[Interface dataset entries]
■ ■ ■ ■ ■

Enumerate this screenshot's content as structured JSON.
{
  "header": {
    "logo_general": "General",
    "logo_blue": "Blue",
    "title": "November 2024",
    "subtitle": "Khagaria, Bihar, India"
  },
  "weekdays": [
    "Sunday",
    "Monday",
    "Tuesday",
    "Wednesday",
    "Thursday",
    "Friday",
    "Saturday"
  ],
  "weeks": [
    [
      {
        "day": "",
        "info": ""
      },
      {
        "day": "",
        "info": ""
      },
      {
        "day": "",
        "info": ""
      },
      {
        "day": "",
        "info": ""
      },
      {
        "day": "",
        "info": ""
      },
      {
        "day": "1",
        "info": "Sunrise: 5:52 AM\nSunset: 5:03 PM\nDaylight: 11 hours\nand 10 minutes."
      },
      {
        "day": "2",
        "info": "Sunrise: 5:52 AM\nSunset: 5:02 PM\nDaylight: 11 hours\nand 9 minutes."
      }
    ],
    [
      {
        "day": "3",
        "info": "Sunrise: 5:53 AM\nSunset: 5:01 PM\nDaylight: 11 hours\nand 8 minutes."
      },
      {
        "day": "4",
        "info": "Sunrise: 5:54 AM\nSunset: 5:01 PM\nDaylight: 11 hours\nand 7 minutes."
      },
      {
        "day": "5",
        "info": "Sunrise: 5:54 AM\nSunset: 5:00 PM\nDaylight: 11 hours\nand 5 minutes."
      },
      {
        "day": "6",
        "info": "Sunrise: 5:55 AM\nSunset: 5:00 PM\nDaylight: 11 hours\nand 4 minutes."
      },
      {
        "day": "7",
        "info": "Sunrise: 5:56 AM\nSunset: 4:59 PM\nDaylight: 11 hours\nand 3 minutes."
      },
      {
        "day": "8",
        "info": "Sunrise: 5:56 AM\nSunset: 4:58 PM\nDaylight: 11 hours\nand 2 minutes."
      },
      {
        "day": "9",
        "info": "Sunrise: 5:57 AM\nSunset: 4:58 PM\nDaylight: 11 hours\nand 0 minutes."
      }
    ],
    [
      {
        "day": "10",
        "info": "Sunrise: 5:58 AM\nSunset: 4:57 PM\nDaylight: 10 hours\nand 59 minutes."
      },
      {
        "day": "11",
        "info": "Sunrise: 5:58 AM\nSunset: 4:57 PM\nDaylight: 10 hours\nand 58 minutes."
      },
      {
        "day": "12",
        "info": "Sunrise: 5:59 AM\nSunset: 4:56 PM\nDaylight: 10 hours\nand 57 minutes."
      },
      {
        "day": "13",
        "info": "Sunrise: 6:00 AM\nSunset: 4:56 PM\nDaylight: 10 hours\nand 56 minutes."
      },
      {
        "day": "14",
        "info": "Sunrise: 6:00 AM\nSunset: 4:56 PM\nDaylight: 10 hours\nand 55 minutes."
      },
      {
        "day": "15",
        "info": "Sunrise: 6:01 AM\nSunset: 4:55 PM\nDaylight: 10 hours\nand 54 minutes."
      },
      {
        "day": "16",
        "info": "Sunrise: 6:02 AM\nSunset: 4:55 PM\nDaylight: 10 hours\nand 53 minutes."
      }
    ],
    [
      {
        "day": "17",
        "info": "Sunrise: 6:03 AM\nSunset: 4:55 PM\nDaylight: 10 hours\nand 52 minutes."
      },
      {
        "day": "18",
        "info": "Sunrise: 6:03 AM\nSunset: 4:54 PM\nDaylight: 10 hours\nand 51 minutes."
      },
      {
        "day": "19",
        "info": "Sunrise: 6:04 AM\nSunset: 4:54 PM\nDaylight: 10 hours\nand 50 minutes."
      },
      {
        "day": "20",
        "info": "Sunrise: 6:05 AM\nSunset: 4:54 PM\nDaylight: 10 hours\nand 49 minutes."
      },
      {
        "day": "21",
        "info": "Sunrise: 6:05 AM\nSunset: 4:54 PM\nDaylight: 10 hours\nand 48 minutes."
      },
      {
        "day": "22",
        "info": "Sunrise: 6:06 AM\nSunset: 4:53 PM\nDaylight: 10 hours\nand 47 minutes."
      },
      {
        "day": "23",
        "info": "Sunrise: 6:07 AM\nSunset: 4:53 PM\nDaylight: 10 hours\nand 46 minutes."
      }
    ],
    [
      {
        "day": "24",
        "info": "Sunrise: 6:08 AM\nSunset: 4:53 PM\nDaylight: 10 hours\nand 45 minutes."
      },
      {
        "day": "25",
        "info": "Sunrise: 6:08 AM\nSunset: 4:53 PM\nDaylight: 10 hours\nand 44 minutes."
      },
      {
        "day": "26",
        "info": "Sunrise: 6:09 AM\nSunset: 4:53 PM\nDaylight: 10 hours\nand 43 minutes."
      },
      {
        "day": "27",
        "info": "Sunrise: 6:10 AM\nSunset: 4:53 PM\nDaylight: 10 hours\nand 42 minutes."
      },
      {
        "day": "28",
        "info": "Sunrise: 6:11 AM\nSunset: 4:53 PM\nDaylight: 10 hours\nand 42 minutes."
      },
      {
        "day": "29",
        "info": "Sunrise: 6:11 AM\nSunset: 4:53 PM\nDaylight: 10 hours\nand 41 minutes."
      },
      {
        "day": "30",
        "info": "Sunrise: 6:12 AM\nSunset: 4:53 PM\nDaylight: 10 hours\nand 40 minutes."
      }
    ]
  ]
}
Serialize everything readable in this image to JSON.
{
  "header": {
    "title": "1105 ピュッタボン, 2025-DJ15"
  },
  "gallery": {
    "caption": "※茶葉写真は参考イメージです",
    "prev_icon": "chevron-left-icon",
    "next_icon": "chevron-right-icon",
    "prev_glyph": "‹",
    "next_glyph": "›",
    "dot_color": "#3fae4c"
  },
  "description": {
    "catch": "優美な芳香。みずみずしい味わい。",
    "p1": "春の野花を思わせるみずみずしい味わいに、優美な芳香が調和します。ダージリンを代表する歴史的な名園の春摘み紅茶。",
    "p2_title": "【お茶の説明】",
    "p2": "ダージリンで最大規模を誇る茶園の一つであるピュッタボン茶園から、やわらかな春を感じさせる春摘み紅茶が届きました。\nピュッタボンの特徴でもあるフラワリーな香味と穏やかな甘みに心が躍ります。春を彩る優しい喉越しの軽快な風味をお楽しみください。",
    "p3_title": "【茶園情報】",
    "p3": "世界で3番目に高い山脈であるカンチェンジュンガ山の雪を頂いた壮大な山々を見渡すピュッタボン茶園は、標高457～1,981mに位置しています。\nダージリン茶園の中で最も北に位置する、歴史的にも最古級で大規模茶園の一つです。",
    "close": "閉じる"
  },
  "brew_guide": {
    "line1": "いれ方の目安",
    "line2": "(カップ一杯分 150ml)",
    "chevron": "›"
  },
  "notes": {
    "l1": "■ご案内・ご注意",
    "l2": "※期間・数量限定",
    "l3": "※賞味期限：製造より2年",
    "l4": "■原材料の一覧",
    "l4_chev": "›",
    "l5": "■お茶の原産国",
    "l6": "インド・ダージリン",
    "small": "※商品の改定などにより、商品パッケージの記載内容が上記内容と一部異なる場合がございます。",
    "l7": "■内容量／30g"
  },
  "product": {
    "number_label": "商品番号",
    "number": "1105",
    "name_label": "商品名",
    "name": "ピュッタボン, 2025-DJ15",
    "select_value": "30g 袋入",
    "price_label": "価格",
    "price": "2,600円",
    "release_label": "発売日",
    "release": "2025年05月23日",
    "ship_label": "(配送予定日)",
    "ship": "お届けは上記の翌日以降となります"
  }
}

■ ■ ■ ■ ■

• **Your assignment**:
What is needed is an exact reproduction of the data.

• **Response**:
Enumerate this screenshot's content as structured JSON.
{
  "header": {
    "logo_general": "General",
    "logo_blue": "Blue",
    "title": "November 2024",
    "subtitle": "Khagaria, Bihar, India"
  },
  "weekdays": [
    "Sunday",
    "Monday",
    "Tuesday",
    "Wednesday",
    "Thursday",
    "Friday",
    "Saturday"
  ],
  "weeks": [
    [
      {
        "day": "",
        "info": ""
      },
      {
        "day": "",
        "info": ""
      },
      {
        "day": "",
        "info": ""
      },
      {
        "day": "",
        "info": ""
      },
      {
        "day": "",
        "info": ""
      },
      {
        "day": "1",
        "info": "Sunrise: 5:52 AM\nSunset: 5:03 PM\nDaylight: 11 hours\nand 10 minutes."
      },
      {
        "day": "2",
        "info": "Sunrise: 5:52 AM\nSunset: 5:02 PM\nDaylight: 11 hours\nand 9 minutes."
      }
    ],
    [
      {
        "day": "3",
        "info": "Sunrise: 5:53 AM\nSunset: 5:01 PM\nDaylight: 11 hours\nand 8 minutes."
      },
      {
        "day": "4",
        "info": "Sunrise: 5:54 AM\nSunset: 5:01 PM\nDaylight: 11 hours\nand 7 minutes."
      },
      {
        "day": "5",
        "info": "Sunrise: 5:54 AM\nSunset: 5:00 PM\nDaylight: 11 hours\nand 5 minutes."
      },
      {
        "day": "6",
        "info": "Sunrise: 5:55 AM\nSunset: 5:00 PM\nDaylight: 11 hours\nand 4 minutes."
      },
      {
        "day": "7",
        "info": "Sunrise: 5:56 AM\nSunset: 4:59 PM\nDaylight: 11 hours\nand 3 minutes."
      },
      {
        "day": "8",
        "info": "Sunrise: 5:56 AM\nSunset: 4:58 PM\nDaylight: 11 hours\nand 2 minutes."
      },
      {
        "day": "9",
        "info": "Sunrise: 5:57 AM\nSunset: 4:58 PM\nDaylight: 11 hours\nand 0 minutes."
      }
    ],
    [
      {
        "day": "10",
        "info": "Sunrise: 5:58 AM\nSunset: 4:57 PM\nDaylight: 10 hours\nand 59 minutes."
      },
      {
        "day": "11",
        "info": "Sunrise: 5:58 AM\nSunset: 4:57 PM\nDaylight: 10 hours\nand 58 minutes."
      },
      {
        "day": "12",
        "info": "Sunrise: 5:59 AM\nSunset: 4:56 PM\nDaylight: 10 hours\nand 57 minutes."
      },
      {
        "day": "13",
        "info": "Sunrise: 6:00 AM\nSunset: 4:56 PM\nDaylight: 10 hours\nand 56 minutes."
      },
      {
        "day": "14",
        "info": "Sunrise: 6:00 AM\nSunset: 4:56 PM\nDaylight: 10 hours\nand 55 minutes."
      },
      {
        "day": "15",
        "info": "Sunrise: 6:01 AM\nSunset: 4:55 PM\nDaylight: 10 hours\nand 54 minutes."
      },
      {
        "day": "16",
        "info": "Sunrise: 6:02 AM\nSunset: 4:55 PM\nDaylight: 10 hours\nand 53 minutes."
      }
    ],
    [
      {
        "day": "17",
        "info": "Sunrise: 6:03 AM\nSunset: 4:55 PM\nDaylight: 10 hours\nand 52 minutes."
      },
      {
        "day": "18",
        "info": "Sunrise: 6:03 AM\nSunset: 4:54 PM\nDaylight: 10 hours\nand 51 minutes."
      },
      {
        "day": "19",
        "info": "Sunrise: 6:04 AM\nSunset: 4:54 PM\nDaylight: 10 hours\nand 50 minutes."
      },
      {
        "day": "20",
        "info": "Sunrise: 6:05 AM\nSunset: 4:54 PM\nDaylight: 10 hours\nand 49 minutes."
      },
      {
        "day": "21",
        "info": "Sunrise: 6:05 AM\nSunset: 4:54 PM\nDaylight: 10 hours\nand 48 minutes."
      },
      {
        "day": "22",
        "info": "Sunrise: 6:06 AM\nSunset: 4:53 PM\nDaylight: 10 hours\nand 47 minutes."
      },
      {
        "day": "23",
        "info": "Sunrise: 6:07 AM\nSunset: 4:53 PM\nDaylight: 10 hours\nand 46 minutes."
      }
    ],
    [
      {
        "day": "24",
        "info": "Sunrise: 6:08 AM\nSunset: 4:53 PM\nDaylight: 10 hours\nand 45 minutes."
      },
      {
        "day": "25",
        "info": "Sunrise: 6:08 AM\nSunset: 4:53 PM\nDaylight: 10 hours\nand 44 minutes."
      },
      {
        "day": "26",
        "info": "Sunrise: 6:09 AM\nSunset: 4:53 PM\nDaylight: 10 hours\nand 43 minutes."
      },
      {
        "day": "27",
        "info": "Sunrise: 6:10 AM\nSunset: 4:53 PM\nDaylight: 10 hours\nand 42 minutes."
      },
      {
        "day": "28",
        "info": "Sunrise: 6:11 AM\nSunset: 4:53 PM\nDaylight: 10 hours\nand 42 minutes."
      },
      {
        "day": "29",
        "info": "Sunrise: 6:11 AM\nSunset: 4:53 PM\nDaylight: 10 hours\nand 41 minutes."
      },
      {
        "day": "30",
        "info": "Sunrise: 6:12 AM\nSunset: 4:53 PM\nDaylight: 10 hours\nand 40 minutes."
      }
    ]
  ]
}
Serialize everything readable in this image to JSON.
{
  "header": {
    "title": "1105 ピュッタボン, 2025-DJ15"
  },
  "gallery": {
    "caption": "※茶葉写真は参考イメージです",
    "prev_icon": "chevron-left-icon",
    "next_icon": "chevron-right-icon",
    "prev_glyph": "‹",
    "next_glyph": "›",
    "dot_color": "#3fae4c"
  },
  "description": {
    "catch": "優美な芳香。みずみずしい味わい。",
    "p1": "春の野花を思わせるみずみずしい味わいに、優美な芳香が調和します。ダージリンを代表する歴史的な名園の春摘み紅茶。",
    "p2_title": "【お茶の説明】",
    "p2": "ダージリンで最大規模を誇る茶園の一つであるピュッタボン茶園から、やわらかな春を感じさせる春摘み紅茶が届きました。\nピュッタボンの特徴でもあるフラワリーな香味と穏やかな甘みに心が躍ります。春を彩る優しい喉越しの軽快な風味をお楽しみください。",
    "p3_title": "【茶園情報】",
    "p3": "世界で3番目に高い山脈であるカンチェンジュンガ山の雪を頂いた壮大な山々を見渡すピュッタボン茶園は、標高457～1,981mに位置しています。\nダージリン茶園の中で最も北に位置する、歴史的にも最古級で大規模茶園の一つです。",
    "close": "閉じる"
  },
  "brew_guide": {
    "line1": "いれ方の目安",
    "line2": "(カップ一杯分 150ml)",
    "chevron": "›"
  },
  "notes": {
    "l1": "■ご案内・ご注意",
    "l2": "※期間・数量限定",
    "l3": "※賞味期限：製造より2年",
    "l4": "■原材料の一覧",
    "l4_chev": "›",
    "l5": "■お茶の原産国",
    "l6": "インド・ダージリン",
    "small": "※商品の改定などにより、商品パッケージの記載内容が上記内容と一部異なる場合がございます。",
    "l7": "■内容量／30g"
  },
  "product": {
    "number_label": "商品番号",
    "number": "1105",
    "name_label": "商品名",
    "name": "ピュッタボン, 2025-DJ15",
    "select_value": "30g 袋入",
    "price_label": "価格",
    "price": "2,600円",
    "release_label": "発売日",
    "release": "2025年05月23日",
    "ship_label": "(配送予定日)",
    "ship": "お届けは上記の翌日以降となります"
  }
}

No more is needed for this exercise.